Students can assess themselves!


Traditional grading practices centered around teachers collecting student papers and giving letter grades with little real feedback — the kind of practices that are uncomfortably common in some classrooms — are failing our students. Source: Bill Ferriter. He is quoting Dean Shareski and his post about “Adventures on assessment”. I’m pretty sure they have something like this in mind, and I agree, this is not as far from the truth as we would wish it was! See video below!

“So I’m wondering if you’re ready to let your students assess themselves. Not as some experiment where you end up grading them apart but where you really give the reigns over to them? If not, is it about trust? Is it about readiness? Fear?

I’m thinking that even 6 year olds should be able to assess themselves. If we give them the tools and expectations.” Dean Shareski

You have to begin to weigh formative versus summative assessment.” 

We have to be clear that we are talking about summative assessment here.  Formative assessments are on-going assessments, reviews, and observations in a classroom. Teachers use formative assessment to improve instructional methods and student feedback throughout the teaching and learning process. Dr. Robert J. Marzano details the specific benefits of formative assessment—assessment that is used during instruction rather than at the end of a course or unit in his book “Formative Assessment & Standard based grading

Continuous formative assessment in the classroom led by the teachers,should in my opinion lead to students being able to assess themselves. This is something they should learn at school and as Dean says, probably from year 1. Another point he makes is that we should stop calling what we do “life long learning” if we’re not going to empower our students to think, learn and assess for themselves.

Different ways to assess

Bleistift1

)

In a traditional school we have tests with pencil and paper. Even if the students are equipped with laptops, they are not used for tests because it is an easy way to cheat. Using notes taken in class is considered cheating by many teachers. That means one of the qualities we are testing is the students’ ability to remember facts and numbers. Even if the teachers allow the students to use the computers during the tests, most likely the teachers made the test and the questions. Why? Shouldn’t the students be allowed to decide when they want to be tested and how? Shouldn’t they be allowed to show mastery in many ways, not just during a test? Do they need to be tested all the time? Could we even relieve the heavy burden of grading papers for the teachers this way?

If the students were to decide what would they say?

In preparation for the book we are writing in class we have asked students how they want to be assessed. It comes as no surprise that students who do well in traditional tests would like business to go on as usual. But if you questions your students and give them some alternatives, then you get an interesting discussion. One size fits all? Hardly, perhaps by offering more choices you will avoid teachers like our example above. Here is what the students in my class have to say. Perhaps you could encourage your students to take part in the discussion as well?

Dylan Williams

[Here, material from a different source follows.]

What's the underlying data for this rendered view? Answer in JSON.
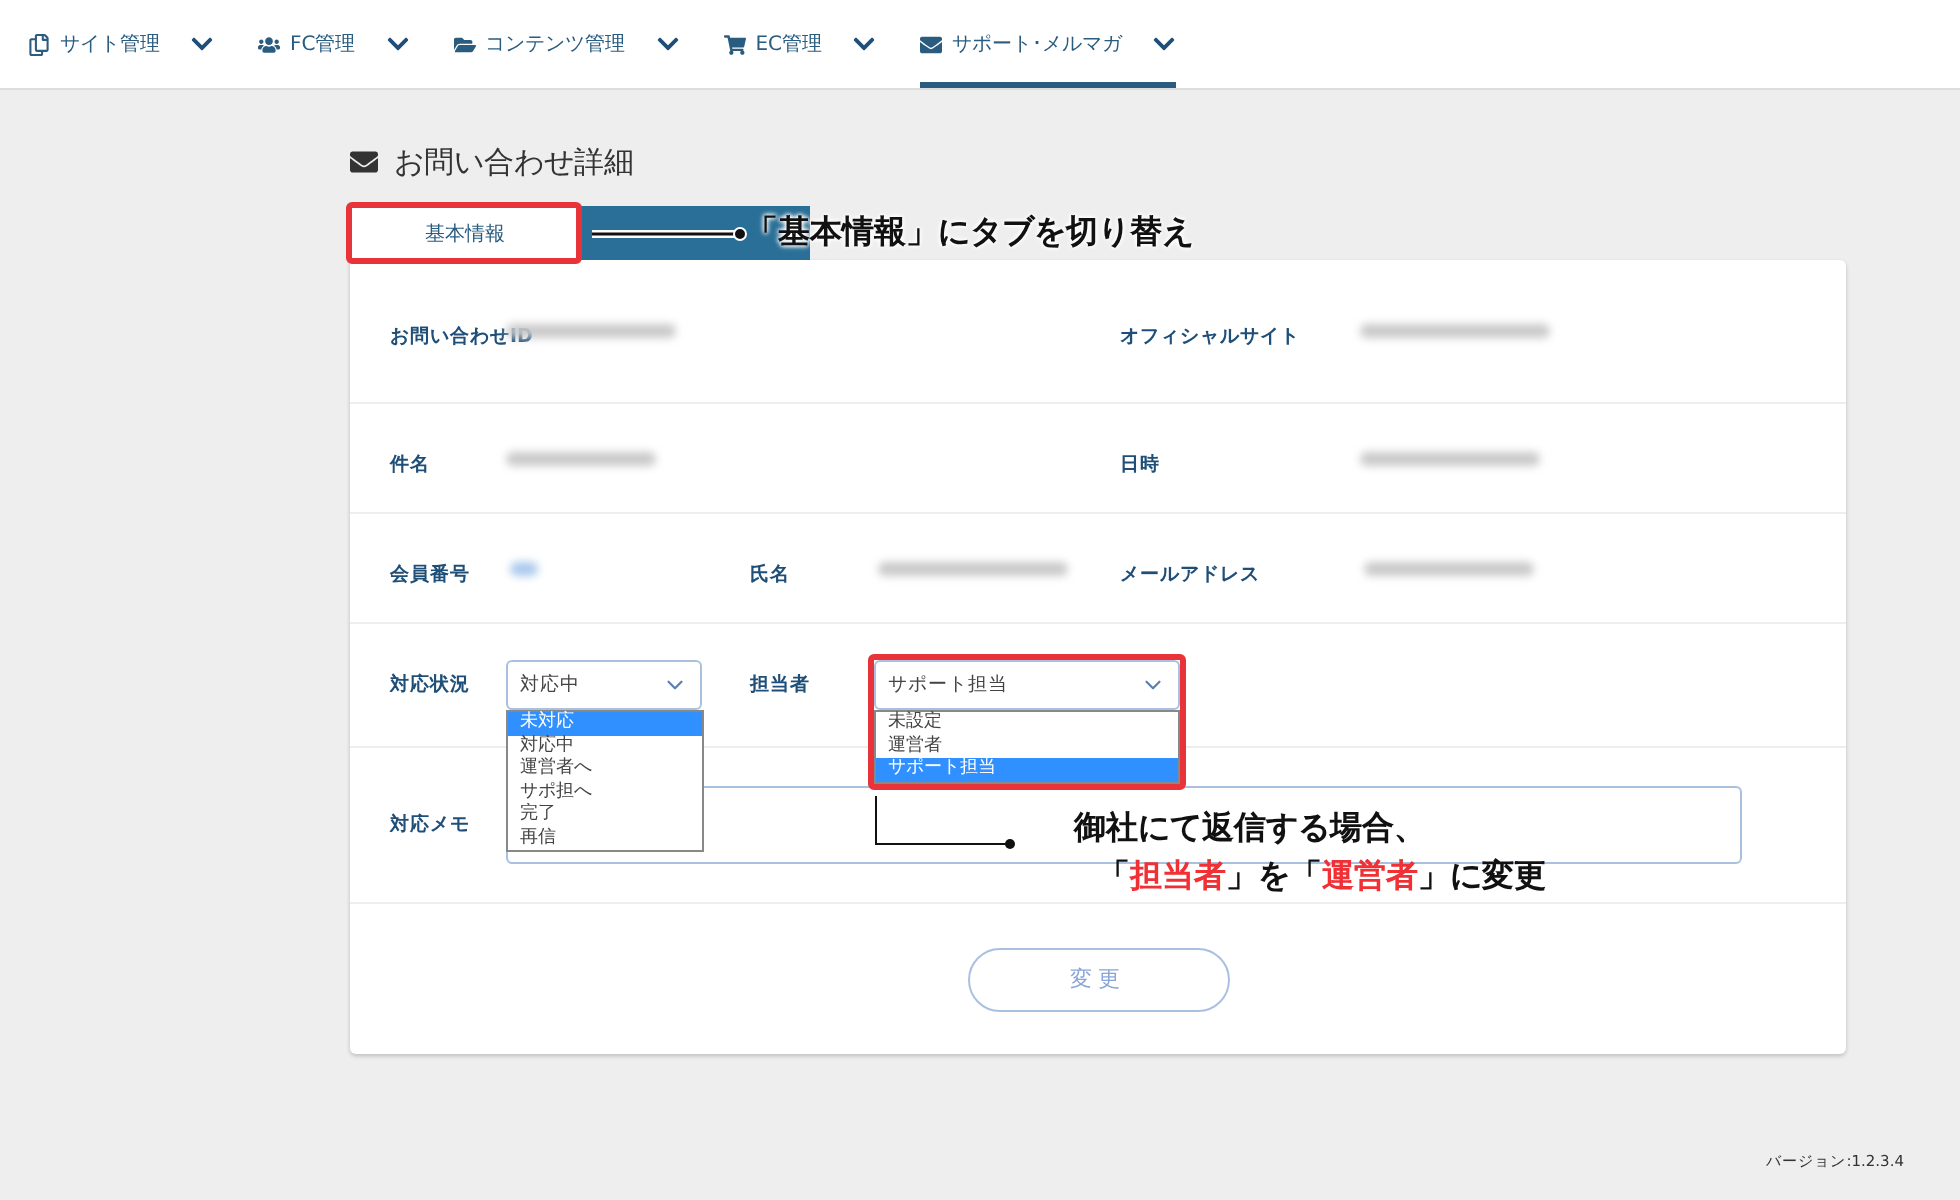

Students do not learn what we teach. No matter how carefully we prepare and deliver our lessons, it is impossible to predict with any certainty what students will learn as a result. That is why the most effective formative assessment does not happen after the learning. It happens within and between lessons. In other words, it is embedded in the minute-to-minute and day-by-day practice of teachers. Video about this here

Enhanced by Zemanta
About these ads


Categories: Did you know?, insight

3 replies

Trackbacks

  1. Reflection Week 9: Students Can Assess Themselves
  2. Summative Assessment Tasks & Life Lessons | My Transition Program
  3. Reflection Week 8: Teaching Using Webtools – Students can Assess Themselves! | Miss Samantha Brown

Leave a Reply

Fill in your details below or click an icon to log in:

WordPress.com Logo

You are commenting using your WordPress.com account. Log Out / Change )

Twitter picture

You are commenting using your Twitter account. Log Out / Change )

Facebook photo

You are commenting using your Facebook account. Log Out / Change )

Google+ photo

You are commenting using your Google+ account. Log Out / Change )

Connecting to %s

Follow

Get every new post delivered to your Inbox.

Join 2,924 other followers

%d bloggers like this: